All of the data below is to be returned unaltered.

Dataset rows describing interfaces

____

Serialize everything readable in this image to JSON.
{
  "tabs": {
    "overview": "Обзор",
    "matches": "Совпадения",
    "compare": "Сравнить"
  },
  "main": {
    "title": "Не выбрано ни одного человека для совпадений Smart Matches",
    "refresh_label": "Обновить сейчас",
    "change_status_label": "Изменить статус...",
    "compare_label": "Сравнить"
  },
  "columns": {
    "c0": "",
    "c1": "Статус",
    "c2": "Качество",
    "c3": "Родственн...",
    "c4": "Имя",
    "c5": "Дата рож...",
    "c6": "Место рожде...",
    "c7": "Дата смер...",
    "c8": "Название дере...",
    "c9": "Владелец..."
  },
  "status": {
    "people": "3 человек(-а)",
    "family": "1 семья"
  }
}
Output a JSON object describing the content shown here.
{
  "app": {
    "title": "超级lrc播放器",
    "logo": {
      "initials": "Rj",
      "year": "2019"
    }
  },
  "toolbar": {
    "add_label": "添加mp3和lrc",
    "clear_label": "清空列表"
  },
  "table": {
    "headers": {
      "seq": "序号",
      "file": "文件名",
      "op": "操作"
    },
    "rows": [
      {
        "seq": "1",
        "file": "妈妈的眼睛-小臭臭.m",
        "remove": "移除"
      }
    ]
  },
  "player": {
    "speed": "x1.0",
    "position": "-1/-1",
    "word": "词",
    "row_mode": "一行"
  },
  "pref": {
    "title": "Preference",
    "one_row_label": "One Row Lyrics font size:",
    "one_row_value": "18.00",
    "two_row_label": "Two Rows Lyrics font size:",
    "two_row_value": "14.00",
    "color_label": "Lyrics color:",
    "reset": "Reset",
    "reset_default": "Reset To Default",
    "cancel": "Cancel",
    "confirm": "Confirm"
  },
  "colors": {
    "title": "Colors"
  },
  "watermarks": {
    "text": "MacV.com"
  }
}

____

**Expected output**
Serialize everything readable in this image to JSON.
{
  "tabs": {
    "overview": "Обзор",
    "matches": "Совпадения",
    "compare": "Сравнить"
  },
  "main": {
    "title": "Не выбрано ни одного человека для совпадений Smart Matches",
    "refresh_label": "Обновить сейчас",
    "change_status_label": "Изменить статус...",
    "compare_label": "Сравнить"
  },
  "columns": {
    "c0": "",
    "c1": "Статус",
    "c2": "Качество",
    "c3": "Родственн...",
    "c4": "Имя",
    "c5": "Дата рож...",
    "c6": "Место рожде...",
    "c7": "Дата смер...",
    "c8": "Название дере...",
    "c9": "Владелец..."
  },
  "status": {
    "people": "3 человек(-а)",
    "family": "1 семья"
  }
}
Output a JSON object describing the content shown here.
{
  "app": {
    "title": "超级lrc播放器",
    "logo": {
      "initials": "Rj",
      "year": "2019"
    }
  },
  "toolbar": {
    "add_label": "添加mp3和lrc",
    "clear_label": "清空列表"
  },
  "table": {
    "headers": {
      "seq": "序号",
      "file": "文件名",
      "op": "操作"
    },
    "rows": [
      {
        "seq": "1",
        "file": "妈妈的眼睛-小臭臭.m",
        "remove": "移除"
      }
    ]
  },
  "player": {
    "speed": "x1.0",
    "position": "-1/-1",
    "word": "词",
    "row_mode": "一行"
  },
  "pref": {
    "title": "Preference",
    "one_row_label": "One Row Lyrics font size:",
    "one_row_value": "18.00",
    "two_row_label": "Two Rows Lyrics font size:",
    "two_row_value": "14.00",
    "color_label": "Lyrics color:",
    "reset": "Reset",
    "reset_default": "Reset To Default",
    "cancel": "Cancel",
    "confirm": "Confirm"
  },
  "colors": {
    "title": "Colors"
  },
  "watermarks": {
    "text": "MacV.com"
  }
}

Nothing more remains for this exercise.